Snorkeling in South Florida doesn’t require a boat. Here are some great places where you can snorkel and see fish and other sea creatures right from the beach.
2018 is an exceptional one for nesting birds in Everglades National Park. Two super colonies– more than 25,000 birds clustered together– are nesting in the park for the first time since the 1940s. We couldn’t resist a visit. And while you can’t reach the super colonies, there is much to see on a spring visit.
This Miami state park, 10 minutes from sprawling Aventura Mall, is a remarkable island of green where you can kayak, mountain bike, picnic and enjoy a sandy beach. There are even rustic cabins to rent.
Crossing the state on Alligator Alley? Here are tips on a how to spend 15 minutes, a half hour or a half day exploring the Everglades from I-75. This mile marker guide helps you decide where to stop and what to do along the way.
When crossing Florida on I-75, this hike is an easy way to experience the Everglades. You can hike for miles; even backpack to a campsite. Or stretch your legs for a short taste of the wild.
A kayak paddle in the nearby waterways is a way to reduce traffic hassles and still experience some of the Fort Lauderdale Air Show May 6-7. Here’s how to do it.
Mounts Botanical Garden in West Palm Beach is a lovely spot, especially worth visiting this winter with the Washed Ashore exhibit of giant sculptures made of plastic trash picked up on beaches. These sculptures, the pinnacle of recycling, do their job: They delight us but they also make us think.

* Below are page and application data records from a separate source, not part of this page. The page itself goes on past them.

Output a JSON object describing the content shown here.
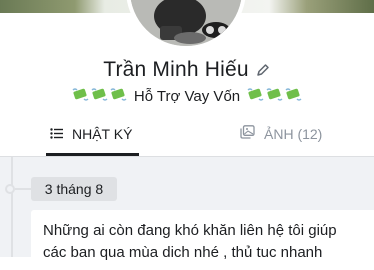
{
  "profile": {
    "name": "Trần Minh Hiếu",
    "bio": "Hỗ Trợ Vay Vốn",
    "bio_emoji_icon": "money-with-wings-icon"
  },
  "tabs": [
    {
      "label": "NHẬT KÝ",
      "icon": "list-icon",
      "active": true
    },
    {
      "label": "ẢNH (12)",
      "icon": "photo-album-icon",
      "active": false
    }
  ],
  "timeline": {
    "date": "3 tháng 8",
    "post_text": "Những ai còn đang khó khăn liên hệ tôi giúp\ncác ban qua mùa dich nhé , thủ tuc nhanh"
  },
  "colors": {
    "feed_background": "#f0f2f5",
    "inactive_tab": "#8d949e",
    "money_green": "#6fbf4a"
  }
}
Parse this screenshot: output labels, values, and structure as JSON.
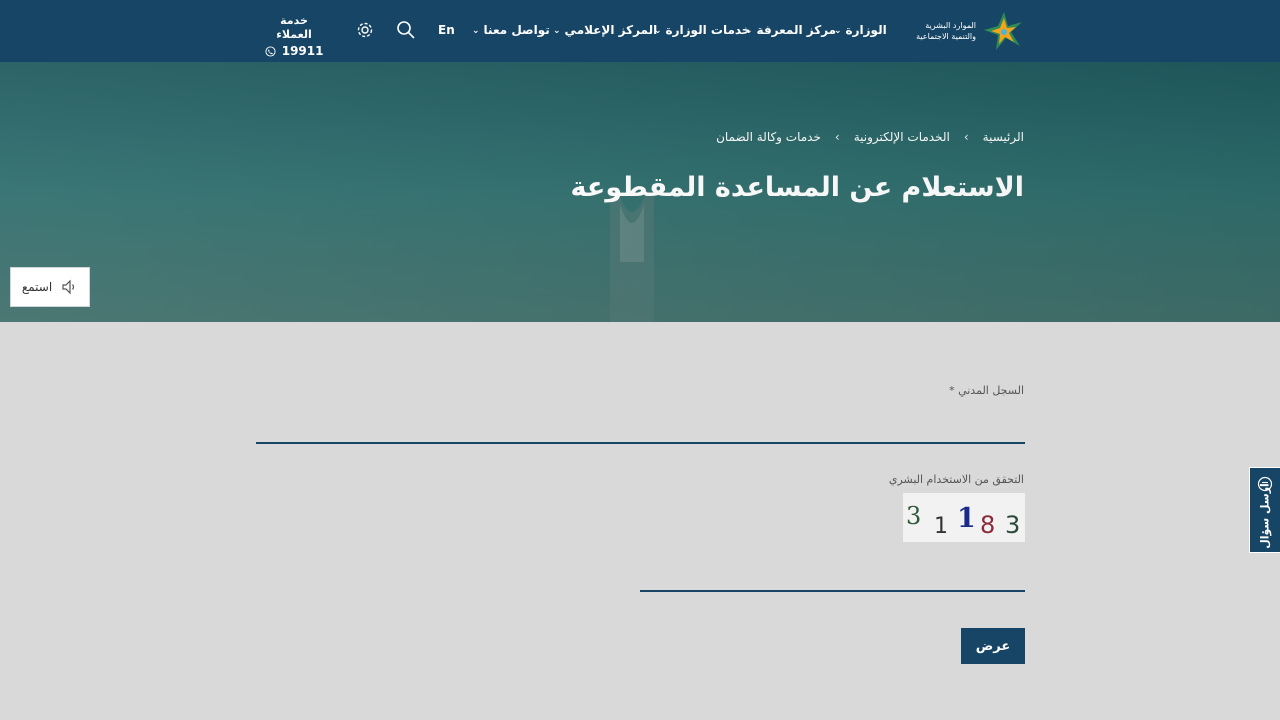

One of the best places to see wood storks and other wading birds nesting up close in winter is Wakodahatchee Preserve in Delray Beach. In February and March, dozens of storks build nests close to an easy-to-walk .75 mile boardwalk.